Dear Editor:

This is an update to my letter of two weeks ago. None of us are against the gas industry, America needs the gas. But we are against them being allowed to run roughshod over our rights as U.S. citizens. How many are aware BHP is Australian? They could respect homeowners and still get what they want, if they just would. The age-old fight of human rights against big money. This is happening all over America, and will continue to get worse unless we stand up and try to do something about it as small communities in other states are already doing, and in some cases are actually winning.

What has transpired so far regarding the compressor station in Section 12 which is zoned Residential R2: BHP installed a huge compressor engine and three-sided metal shed over it without an application that should have specified distance to homes, what decibel noise level and what pollution levels the engine would emit, and neighbors notified since it was in a tight circle of residential homes. Vern Sitton’s house is only 180 feet away from the engine and he spends most of his time outside. June Elliott’s new house is right above it, the Pee Dee cemetery right in front of it, and the parsonage and Eoff residence below. Nobody here knew what was going on, they had to find out by asking questions of the workers. A verbal request was made to get the compressor station on the 11/15 zoning committee meeting before the station was completed, with numerous community residents planning to attend and present a petition of over 60 names objecting to it, but was refused saying it would have to wait til the December meeting (plenty of time for BHP to finish up and leave, which they did). A written request has been made for it to now be on the December City Council agenda. City residents want answers on why this was allowed to happen.

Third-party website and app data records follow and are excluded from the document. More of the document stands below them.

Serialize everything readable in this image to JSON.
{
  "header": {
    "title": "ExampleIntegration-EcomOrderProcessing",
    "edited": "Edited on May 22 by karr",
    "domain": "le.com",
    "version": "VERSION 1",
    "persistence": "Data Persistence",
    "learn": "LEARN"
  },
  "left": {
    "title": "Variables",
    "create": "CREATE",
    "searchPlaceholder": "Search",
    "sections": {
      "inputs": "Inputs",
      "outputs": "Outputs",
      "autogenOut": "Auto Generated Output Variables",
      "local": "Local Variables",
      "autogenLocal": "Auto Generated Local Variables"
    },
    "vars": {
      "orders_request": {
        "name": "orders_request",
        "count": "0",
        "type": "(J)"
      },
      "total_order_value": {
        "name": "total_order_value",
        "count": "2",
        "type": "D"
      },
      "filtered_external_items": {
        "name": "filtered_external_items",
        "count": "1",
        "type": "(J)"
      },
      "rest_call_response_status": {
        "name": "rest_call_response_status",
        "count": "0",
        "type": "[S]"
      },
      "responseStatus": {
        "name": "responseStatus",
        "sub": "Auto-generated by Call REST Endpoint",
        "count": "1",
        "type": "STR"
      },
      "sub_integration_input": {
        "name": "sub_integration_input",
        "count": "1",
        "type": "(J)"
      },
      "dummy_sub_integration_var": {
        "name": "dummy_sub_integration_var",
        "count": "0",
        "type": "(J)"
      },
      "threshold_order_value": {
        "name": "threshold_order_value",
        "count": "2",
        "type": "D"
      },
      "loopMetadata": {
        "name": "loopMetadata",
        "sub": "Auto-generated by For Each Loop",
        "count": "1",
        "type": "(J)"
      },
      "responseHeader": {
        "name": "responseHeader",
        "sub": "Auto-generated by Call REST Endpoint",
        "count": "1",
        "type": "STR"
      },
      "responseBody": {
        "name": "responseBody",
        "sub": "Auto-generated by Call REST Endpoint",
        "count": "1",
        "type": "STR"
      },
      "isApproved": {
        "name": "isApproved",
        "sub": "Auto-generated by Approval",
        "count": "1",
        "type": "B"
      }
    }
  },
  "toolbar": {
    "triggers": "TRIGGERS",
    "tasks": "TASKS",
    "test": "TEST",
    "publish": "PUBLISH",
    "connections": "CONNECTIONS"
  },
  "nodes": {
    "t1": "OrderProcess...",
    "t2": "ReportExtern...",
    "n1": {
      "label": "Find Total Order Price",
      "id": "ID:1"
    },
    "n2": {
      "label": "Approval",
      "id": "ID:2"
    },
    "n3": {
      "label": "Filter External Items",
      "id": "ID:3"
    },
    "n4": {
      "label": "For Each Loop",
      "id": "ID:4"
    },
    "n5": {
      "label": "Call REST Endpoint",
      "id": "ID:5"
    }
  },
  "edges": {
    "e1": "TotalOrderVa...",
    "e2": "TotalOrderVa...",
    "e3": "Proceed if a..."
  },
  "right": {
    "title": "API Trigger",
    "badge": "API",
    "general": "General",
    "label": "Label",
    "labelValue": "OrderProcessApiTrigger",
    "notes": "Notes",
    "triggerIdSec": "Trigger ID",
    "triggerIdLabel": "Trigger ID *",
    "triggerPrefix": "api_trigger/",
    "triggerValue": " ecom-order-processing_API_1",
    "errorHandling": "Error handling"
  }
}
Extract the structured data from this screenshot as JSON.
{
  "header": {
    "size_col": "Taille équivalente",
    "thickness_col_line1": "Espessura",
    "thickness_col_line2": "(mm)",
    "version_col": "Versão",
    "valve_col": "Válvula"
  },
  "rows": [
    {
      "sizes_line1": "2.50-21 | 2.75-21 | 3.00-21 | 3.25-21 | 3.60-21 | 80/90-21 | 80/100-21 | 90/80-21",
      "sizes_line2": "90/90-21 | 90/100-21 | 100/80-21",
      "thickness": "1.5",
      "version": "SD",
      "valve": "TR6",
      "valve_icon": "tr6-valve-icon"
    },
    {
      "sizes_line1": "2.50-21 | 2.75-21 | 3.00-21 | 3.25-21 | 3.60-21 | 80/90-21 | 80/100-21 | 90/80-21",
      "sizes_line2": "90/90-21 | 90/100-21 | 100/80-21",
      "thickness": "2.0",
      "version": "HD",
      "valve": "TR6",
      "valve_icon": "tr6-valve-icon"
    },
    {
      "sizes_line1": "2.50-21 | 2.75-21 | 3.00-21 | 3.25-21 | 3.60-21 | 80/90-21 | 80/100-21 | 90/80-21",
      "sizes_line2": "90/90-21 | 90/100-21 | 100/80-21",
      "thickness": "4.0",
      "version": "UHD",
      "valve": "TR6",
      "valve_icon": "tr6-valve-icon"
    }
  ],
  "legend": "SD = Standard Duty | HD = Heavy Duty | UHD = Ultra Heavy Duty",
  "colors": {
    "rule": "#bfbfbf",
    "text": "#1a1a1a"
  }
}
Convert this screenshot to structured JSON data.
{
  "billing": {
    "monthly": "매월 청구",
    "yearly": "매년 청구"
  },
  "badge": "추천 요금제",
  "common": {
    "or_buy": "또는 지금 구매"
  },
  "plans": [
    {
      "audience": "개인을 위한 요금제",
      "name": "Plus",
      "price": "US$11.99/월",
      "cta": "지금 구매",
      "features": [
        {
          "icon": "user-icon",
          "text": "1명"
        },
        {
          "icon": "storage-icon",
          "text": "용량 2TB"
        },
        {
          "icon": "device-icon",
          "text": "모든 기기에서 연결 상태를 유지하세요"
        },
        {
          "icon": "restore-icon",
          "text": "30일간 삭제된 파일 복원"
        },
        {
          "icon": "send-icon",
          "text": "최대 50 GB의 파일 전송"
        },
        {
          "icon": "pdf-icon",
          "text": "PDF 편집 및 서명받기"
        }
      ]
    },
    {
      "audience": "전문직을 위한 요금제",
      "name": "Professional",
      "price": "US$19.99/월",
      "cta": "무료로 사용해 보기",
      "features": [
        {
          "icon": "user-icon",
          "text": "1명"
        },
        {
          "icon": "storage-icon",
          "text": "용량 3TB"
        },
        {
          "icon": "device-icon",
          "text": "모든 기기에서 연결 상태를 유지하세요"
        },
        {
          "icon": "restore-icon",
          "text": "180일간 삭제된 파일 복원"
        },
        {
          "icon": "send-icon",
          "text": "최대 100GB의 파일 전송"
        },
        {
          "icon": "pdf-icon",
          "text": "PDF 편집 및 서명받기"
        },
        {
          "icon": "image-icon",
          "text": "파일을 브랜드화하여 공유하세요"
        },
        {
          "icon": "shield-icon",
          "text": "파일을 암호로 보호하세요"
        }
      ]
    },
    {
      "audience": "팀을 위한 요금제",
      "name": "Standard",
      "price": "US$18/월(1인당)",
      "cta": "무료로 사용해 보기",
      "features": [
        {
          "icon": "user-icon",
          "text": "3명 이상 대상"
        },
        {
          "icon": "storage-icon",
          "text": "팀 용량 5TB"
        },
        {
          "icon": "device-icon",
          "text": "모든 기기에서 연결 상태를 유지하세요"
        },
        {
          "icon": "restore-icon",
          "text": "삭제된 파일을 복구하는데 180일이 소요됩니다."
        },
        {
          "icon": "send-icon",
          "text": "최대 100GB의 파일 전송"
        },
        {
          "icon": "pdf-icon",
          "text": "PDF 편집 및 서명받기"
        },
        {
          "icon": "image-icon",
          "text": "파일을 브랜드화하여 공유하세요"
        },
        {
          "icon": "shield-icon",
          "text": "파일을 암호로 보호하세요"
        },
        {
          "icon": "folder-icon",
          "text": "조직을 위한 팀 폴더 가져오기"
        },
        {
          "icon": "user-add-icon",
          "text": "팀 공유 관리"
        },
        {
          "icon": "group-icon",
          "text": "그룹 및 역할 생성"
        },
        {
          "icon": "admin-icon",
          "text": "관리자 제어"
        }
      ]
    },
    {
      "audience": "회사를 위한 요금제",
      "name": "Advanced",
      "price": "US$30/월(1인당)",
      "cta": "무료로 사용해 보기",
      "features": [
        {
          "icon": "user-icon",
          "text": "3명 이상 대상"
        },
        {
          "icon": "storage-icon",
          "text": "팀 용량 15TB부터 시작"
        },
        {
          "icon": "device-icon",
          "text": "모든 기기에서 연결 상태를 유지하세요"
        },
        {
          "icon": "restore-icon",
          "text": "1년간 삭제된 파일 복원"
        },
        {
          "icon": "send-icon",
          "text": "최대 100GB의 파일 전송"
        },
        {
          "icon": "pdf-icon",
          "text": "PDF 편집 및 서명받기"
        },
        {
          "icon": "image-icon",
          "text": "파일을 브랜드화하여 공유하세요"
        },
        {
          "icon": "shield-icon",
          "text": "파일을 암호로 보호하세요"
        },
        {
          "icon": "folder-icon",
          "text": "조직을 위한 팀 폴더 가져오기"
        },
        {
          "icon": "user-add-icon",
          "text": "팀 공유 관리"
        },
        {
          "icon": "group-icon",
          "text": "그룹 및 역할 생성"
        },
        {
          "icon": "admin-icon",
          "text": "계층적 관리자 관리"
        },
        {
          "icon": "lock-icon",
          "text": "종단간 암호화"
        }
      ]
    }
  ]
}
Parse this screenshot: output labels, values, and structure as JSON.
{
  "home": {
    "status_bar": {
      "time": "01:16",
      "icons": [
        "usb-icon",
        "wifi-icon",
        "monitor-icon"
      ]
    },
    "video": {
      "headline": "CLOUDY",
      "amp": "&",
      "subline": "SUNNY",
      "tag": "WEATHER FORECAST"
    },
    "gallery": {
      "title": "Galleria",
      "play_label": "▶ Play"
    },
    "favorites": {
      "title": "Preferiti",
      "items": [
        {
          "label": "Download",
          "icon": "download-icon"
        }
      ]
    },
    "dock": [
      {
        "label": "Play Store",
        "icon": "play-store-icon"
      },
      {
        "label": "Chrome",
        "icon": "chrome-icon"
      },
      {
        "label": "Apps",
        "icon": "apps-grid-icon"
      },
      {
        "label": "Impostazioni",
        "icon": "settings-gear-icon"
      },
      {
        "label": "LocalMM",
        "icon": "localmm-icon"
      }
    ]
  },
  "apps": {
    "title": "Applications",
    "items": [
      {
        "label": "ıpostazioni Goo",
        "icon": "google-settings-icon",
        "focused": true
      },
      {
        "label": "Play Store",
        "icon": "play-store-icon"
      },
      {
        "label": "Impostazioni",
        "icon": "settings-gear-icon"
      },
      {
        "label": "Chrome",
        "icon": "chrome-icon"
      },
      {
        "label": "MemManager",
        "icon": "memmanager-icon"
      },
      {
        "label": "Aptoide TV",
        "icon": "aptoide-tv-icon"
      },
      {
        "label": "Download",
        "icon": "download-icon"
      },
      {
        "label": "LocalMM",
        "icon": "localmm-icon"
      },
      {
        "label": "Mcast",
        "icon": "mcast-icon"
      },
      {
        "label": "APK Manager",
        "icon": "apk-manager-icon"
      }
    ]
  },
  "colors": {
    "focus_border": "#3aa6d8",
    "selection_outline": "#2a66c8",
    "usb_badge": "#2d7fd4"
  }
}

A building permit for an 18x25 Compressor Enclosure was signed 11/13 and hand-delivered to BHP after the shed was completed and before the 11/15 zoning meeting. Construction was then started on the 16th for a metal enclosure around the engine and shed that consists only of three uninsulated walls and no roof. There’s no way this can be considered adequate insulation against the noise level. The opening is pointed directly at the cemetery. Cemeteries are consecrated land and should be shown respect - think about funerals and people who visit gravesites. The compressor wasn’t turned on fulltime before around 11/26 so nobody could know how much noise it would make before that — it is now running and is very loud if you are outside, the intensity seems to vary with which way the wind is blowing. It sounds like a diesel engine on a freight train idling on the track which will go on forever 24/7. I can hear it in my yard, and in my house even with the TV on — others are much closer.

Everyone who has been asked "would you want one in your front yard" has answered "No." All city officials would do well to remember the Golden Rule which is as ethically and morally important today as it was thousands of years ago. From ancient Greece: "Do not do to others what would anger you if done to you by others" – Isocrates. Even farther back in history from China: "Never impose on others what you would not choose for yourself" – Confucius. For anyone who believes "the noise level is not loud" please drive over and park at the Pee Dee Cemetery and stay for an hour or so. If it can happen here, it can and will happen anywhere in the city or county that BHP chooses.

Alma Wallace